━━━━━ Material for this exercise ━━━━━
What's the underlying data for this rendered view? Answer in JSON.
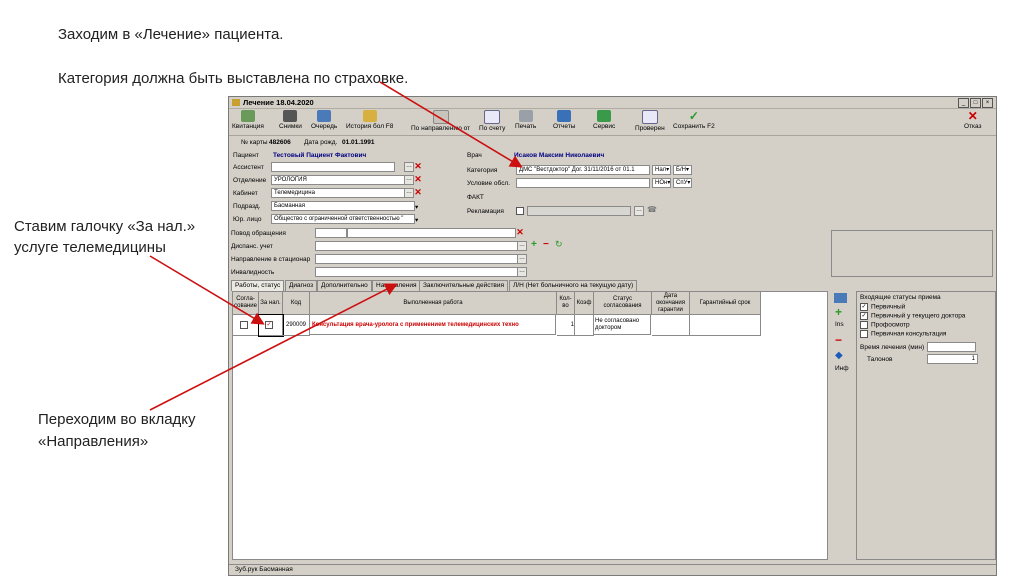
{
  "annotations": {
    "line1": "Заходим в «Лечение» пациента.",
    "line2": "Категория должна быть выставлена по страховке.",
    "checkbox_note_1": "Ставим галочку «За нал.»",
    "checkbox_note_2": "услуге телемедицины",
    "tab_note_1": "Переходим во вкладку",
    "tab_note_2": "«Направления»"
  },
  "window": {
    "title": "Лечение 18.04.2020",
    "min": "_",
    "max": "□",
    "close": "×"
  },
  "toolbar": {
    "items": [
      "Квитанция",
      "Снимки",
      "Очередь",
      "История бол F8",
      "По направлению от",
      "По счету",
      "Печать",
      "Отчеты",
      "Сервис",
      "Проверен",
      "Сохранить F2"
    ],
    "exit": "Отказ"
  },
  "card": {
    "card_label": "№ карты",
    "card_no": "482606",
    "dob_label": "Дата рожд.",
    "dob": "01.01.1991"
  },
  "patient": {
    "label": "Пациент",
    "value": "Тестовый Пациент Фактович",
    "doctor_label": "Врач",
    "doctor": "Исаков Максим Николаевич"
  },
  "left_fields": [
    {
      "label": "Ассистент",
      "value": ""
    },
    {
      "label": "Отделение",
      "value": "УРОЛОГИЯ"
    },
    {
      "label": "Кабинет",
      "value": "Телемедицина"
    },
    {
      "label": "Подразд.",
      "value": "Басманная"
    },
    {
      "label": "Юр. лицо",
      "value": "Общество с ограниченной ответственностью \""
    }
  ],
  "right_fields": {
    "category_label": "Категория",
    "category_value": "ДМС \"Вестдоктор\" Дог. 31/11/2016 от 01.1",
    "nal": "Нал▾",
    "bn": "Б/Н▾",
    "conditions_label": "Условие обсл.",
    "hos": "НОн▾",
    "spu": "СпУ▾",
    "fact_label": "ФАКТ",
    "reclamation_label": "Рекламация"
  },
  "middle_fields": [
    {
      "label": "Повод обращения"
    },
    {
      "label": "Диспанс. учет"
    },
    {
      "label": "Направление в стационар"
    },
    {
      "label": "Инвалидность"
    }
  ],
  "tabs": [
    "Работы, статус",
    "Диагноз",
    "Дополнительно",
    "Направления",
    "Заключительные действия",
    "Л/Н (Нет больничного на текущую дату)"
  ],
  "grid": {
    "headers": [
      "Согла-сование",
      "За нал.",
      "Код",
      "Выполненная работа",
      "Кол-во",
      "Коэф",
      "Статус согласования",
      "Дата окончания гарантии",
      "Гарантийный срок"
    ],
    "rows": [
      {
        "code": "290009",
        "work": "Консультация врача-уролога с применением телемедицинских техно",
        "qty": "1",
        "coef": "",
        "status": "Не согласовано доктором",
        "warranty_end": "",
        "warranty": ""
      }
    ]
  },
  "side_buttons": {
    "ins": "Ins",
    "info": "Инф"
  },
  "right_panel": {
    "title": "Входящие статусы приема",
    "options": [
      {
        "label": "Первичный",
        "checked": true
      },
      {
        "label": "Первичный у текущего доктора",
        "checked": true
      },
      {
        "label": "Профосмотр",
        "checked": false
      },
      {
        "label": "Первичная консультация",
        "checked": false
      }
    ],
    "time_label": "Время лечения (мин)",
    "time_value": "",
    "coupons_label": "Талонов",
    "coupons_value": "1"
  },
  "statusbar": {
    "text": "Зуб.рук Басманная"
  },
  "colors": {
    "accent_red": "#cc0000",
    "window_bg": "#d4d0c8",
    "patient_blue": "#000080"
  }
}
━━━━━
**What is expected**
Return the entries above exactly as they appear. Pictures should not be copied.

**Answer**
What's the underlying data for this rendered view? Answer in JSON.
{
  "annotations": {
    "line1": "Заходим в «Лечение» пациента.",
    "line2": "Категория должна быть выставлена по страховке.",
    "checkbox_note_1": "Ставим галочку «За нал.»",
    "checkbox_note_2": "услуге телемедицины",
    "tab_note_1": "Переходим во вкладку",
    "tab_note_2": "«Направления»"
  },
  "window": {
    "title": "Лечение 18.04.2020",
    "min": "_",
    "max": "□",
    "close": "×"
  },
  "toolbar": {
    "items": [
      "Квитанция",
      "Снимки",
      "Очередь",
      "История бол F8",
      "По направлению от",
      "По счету",
      "Печать",
      "Отчеты",
      "Сервис",
      "Проверен",
      "Сохранить F2"
    ],
    "exit": "Отказ"
  },
  "card": {
    "card_label": "№ карты",
    "card_no": "482606",
    "dob_label": "Дата рожд.",
    "dob": "01.01.1991"
  },
  "patient": {
    "label": "Пациент",
    "value": "Тестовый Пациент Фактович",
    "doctor_label": "Врач",
    "doctor": "Исаков Максим Николаевич"
  },
  "left_fields": [
    {
      "label": "Ассистент",
      "value": ""
    },
    {
      "label": "Отделение",
      "value": "УРОЛОГИЯ"
    },
    {
      "label": "Кабинет",
      "value": "Телемедицина"
    },
    {
      "label": "Подразд.",
      "value": "Басманная"
    },
    {
      "label": "Юр. лицо",
      "value": "Общество с ограниченной ответственностью \""
    }
  ],
  "right_fields": {
    "category_label": "Категория",
    "category_value": "ДМС \"Вестдоктор\" Дог. 31/11/2016 от 01.1",
    "nal": "Нал▾",
    "bn": "Б/Н▾",
    "conditions_label": "Условие обсл.",
    "hos": "НОн▾",
    "spu": "СпУ▾",
    "fact_label": "ФАКТ",
    "reclamation_label": "Рекламация"
  },
  "middle_fields": [
    {
      "label": "Повод обращения"
    },
    {
      "label": "Диспанс. учет"
    },
    {
      "label": "Направление в стационар"
    },
    {
      "label": "Инвалидность"
    }
  ],
  "tabs": [
    "Работы, статус",
    "Диагноз",
    "Дополнительно",
    "Направления",
    "Заключительные действия",
    "Л/Н (Нет больничного на текущую дату)"
  ],
  "grid": {
    "headers": [
      "Согла-сование",
      "За нал.",
      "Код",
      "Выполненная работа",
      "Кол-во",
      "Коэф",
      "Статус согласования",
      "Дата окончания гарантии",
      "Гарантийный срок"
    ],
    "rows": [
      {
        "code": "290009",
        "work": "Консультация врача-уролога с применением телемедицинских техно",
        "qty": "1",
        "coef": "",
        "status": "Не согласовано доктором",
        "warranty_end": "",
        "warranty": ""
      }
    ]
  },
  "side_buttons": {
    "ins": "Ins",
    "info": "Инф"
  },
  "right_panel": {
    "title": "Входящие статусы приема",
    "options": [
      {
        "label": "Первичный",
        "checked": true
      },
      {
        "label": "Первичный у текущего доктора",
        "checked": true
      },
      {
        "label": "Профосмотр",
        "checked": false
      },
      {
        "label": "Первичная консультация",
        "checked": false
      }
    ],
    "time_label": "Время лечения (мин)",
    "time_value": "",
    "coupons_label": "Талонов",
    "coupons_value": "1"
  },
  "statusbar": {
    "text": "Зуб.рук Басманная"
  },
  "colors": {
    "accent_red": "#cc0000",
    "window_bg": "#d4d0c8",
    "patient_blue": "#000080"
  }
}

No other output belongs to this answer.